When Lee Strutt, Master Greenkeeper, visited the United States in mid-November, his goal was to tour some of the best golf courses on the East Coast and study their architecture along with their presentation and agronomic operations. He accomplished this by meeting with the superintendents, walking the golf course and having a chat.

I was fortunate to meet up with my friend in December when he finally made his way from Boston down to the Sandhills of North Carolina and we toured Tobacco Road Golf Club and Pinehurst No. 2 together. What a treat it was to spend the day walking all 18 holes of Tobacco Road with golf course superintendent Morgan Stephenson. Morgan has worked there since the early days of the course’s construction and its opening in 1998. He shared with us details of the course’s history and evolution of this popular yet polarizing design in the golf course architecture world.

The next day, we walked the venerable Donald Ross-designed Pinehurst No. 2 with course superintendent John Jeffreys. Talk about a history lesson as John showed us some old routings, lost holes and discussed the challenges of maintaining sandy waste areas opposed to traditional rough. Both visits were inspirational and made me think: Why don’t we as American golf course superintendents do this more often?
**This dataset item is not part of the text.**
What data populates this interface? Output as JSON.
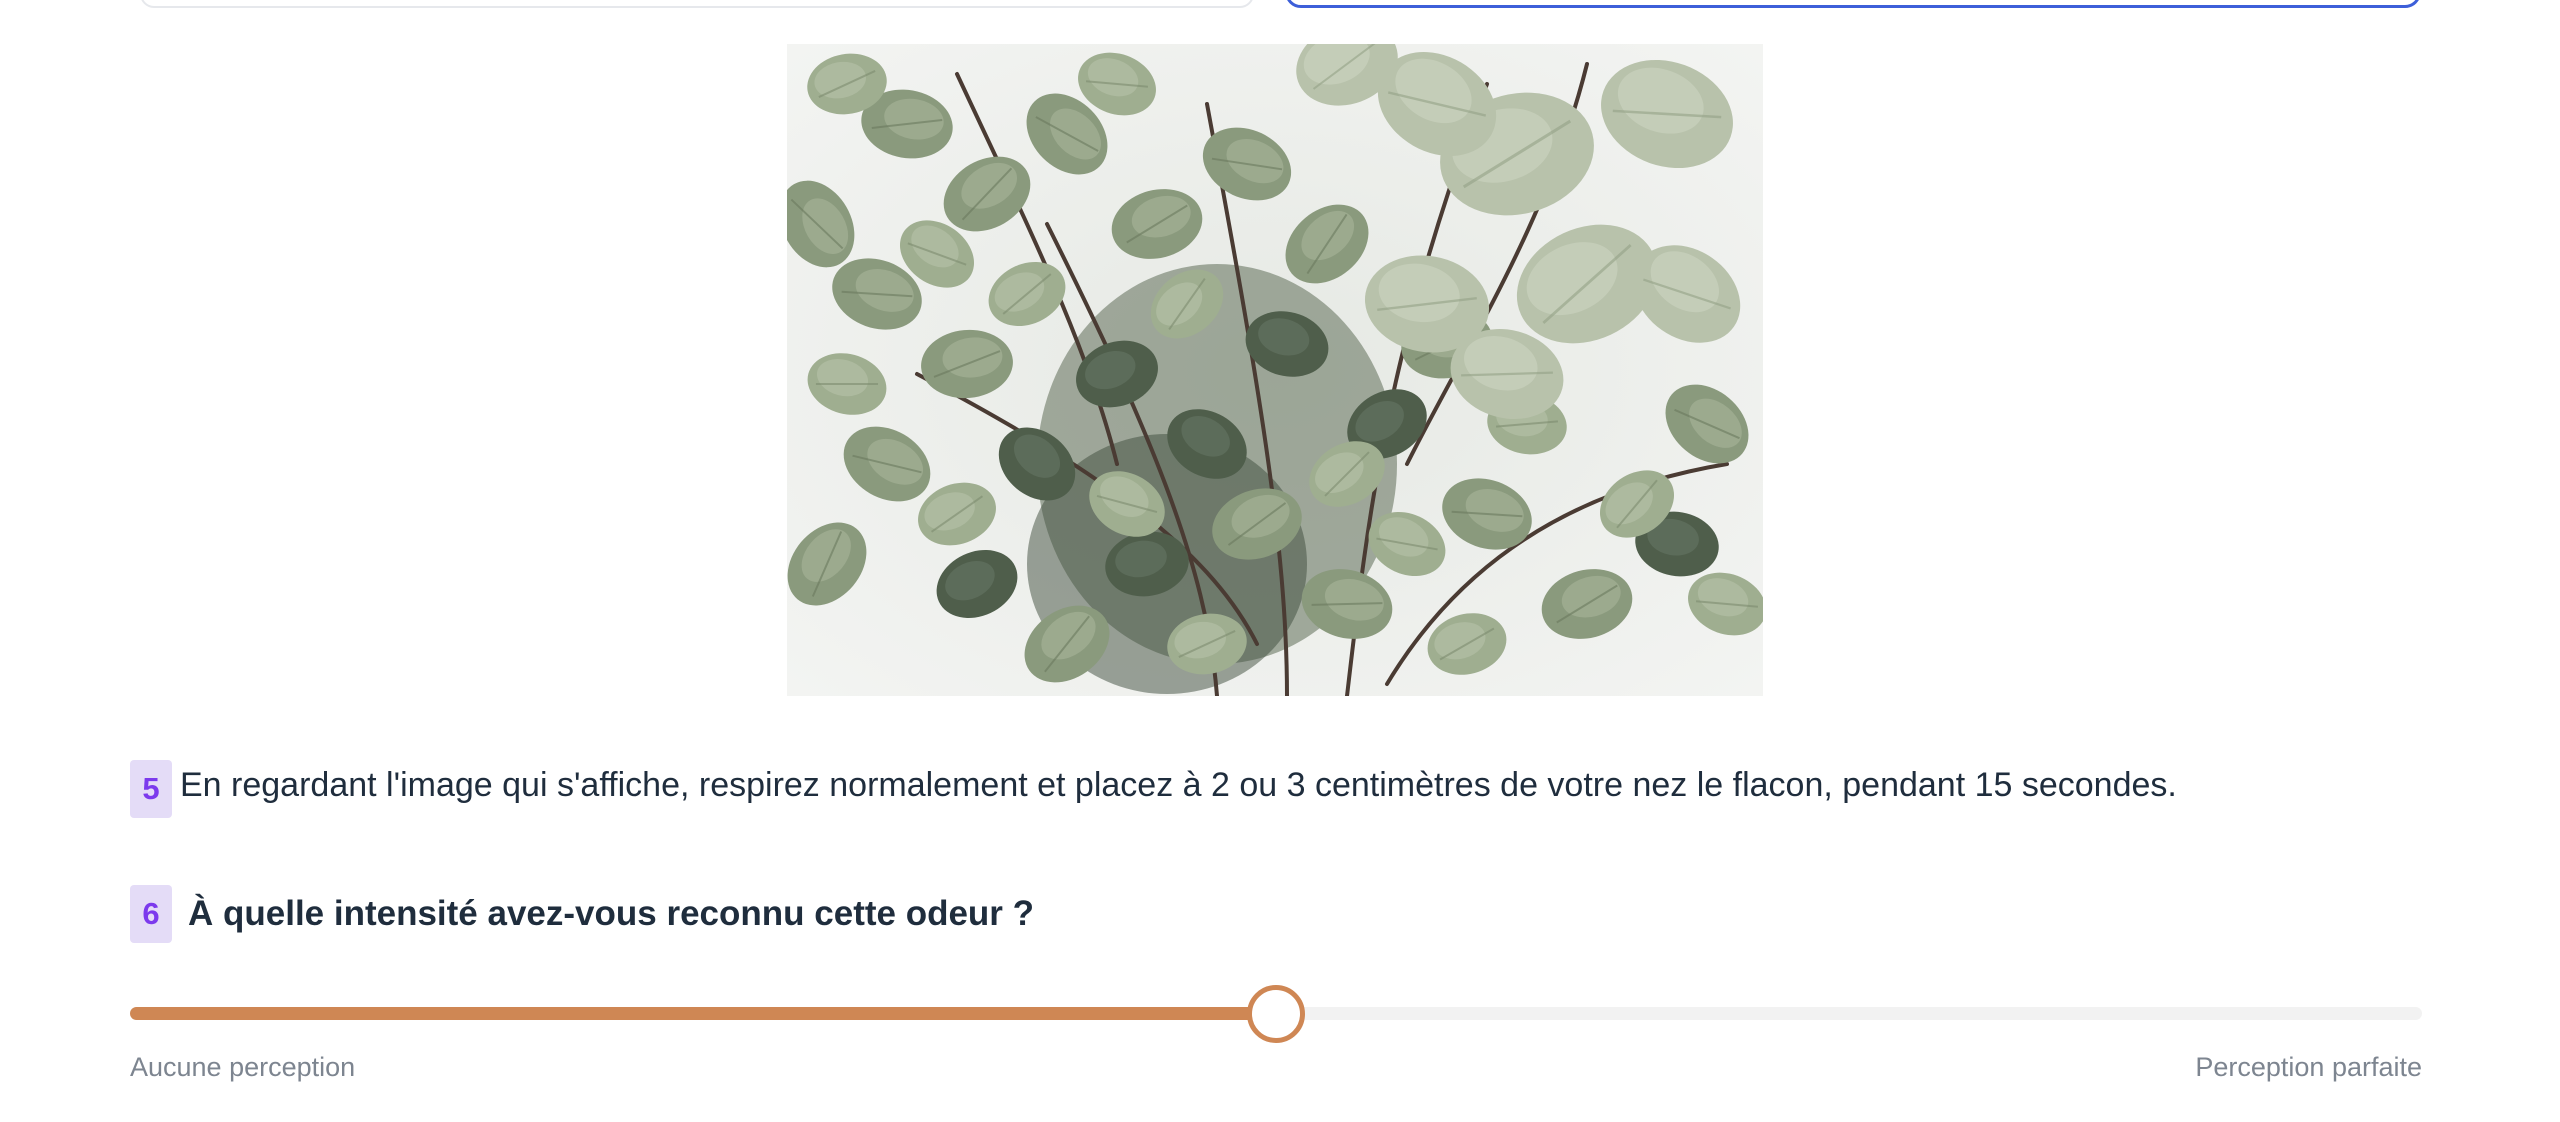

Course walks are a way of earning education credits in BIGGA’s Continuing Professional Development scheme. I am sure if you polled Morgan and John, they would tell you they got as much, if not more, out of our visits than their guests. Those two days really were two I will never forget.

A few days after Lee returned home to the United Kingdom, Mitchell Driver, a peer from Sydney, Australia, posed a question on social media asking: “It would be amazing if golf courses did history/architecture course walks. … Imagine Royal Melbourne doing a two-hour course tour in the late afternoon in summer … Other historical sites around the world do tours. No reason why golf courses can’t.”

On the same day Mitchell posed this question, I had spent the morning walking Carolina Golf Club with two members, answering their questions about the course, conditioning, presentation and, most prevalently, the architectural evolution as it applied to our renovations and restoration over a decade ago. OK, I confess my walk with my members did involve golf clubs and all previously referenced walks did not. But I could easily see myself offering an opportunity to walk the course and discuss the strategy behind certain features, the maintenance and, more important, the evolution.

Time has its way with golf. No matter how carefully we maintain our courses, Mother Nature will always win out. Grasses not originally planted invade our greens, fairways, tees and native areas. Bunkers erode, change their shape, and sand becomes contaminated with stones, leaves and dust. Mowing patterns migrate, cart paths crack, trees grow and die. A course walk would be a fantastic opportunity to educate members, guests and patrons about these very things, share ideas with peers, and all the while burn a few extra calories and breathe some fresh air.

Matthew Wharton, CGCS, MG, is the superintendent at Carolina Golf Club in Charlotte, North Carolina and past president of the Carolinas GCSA. Follow him on Twitter @CGCGreenkeeper.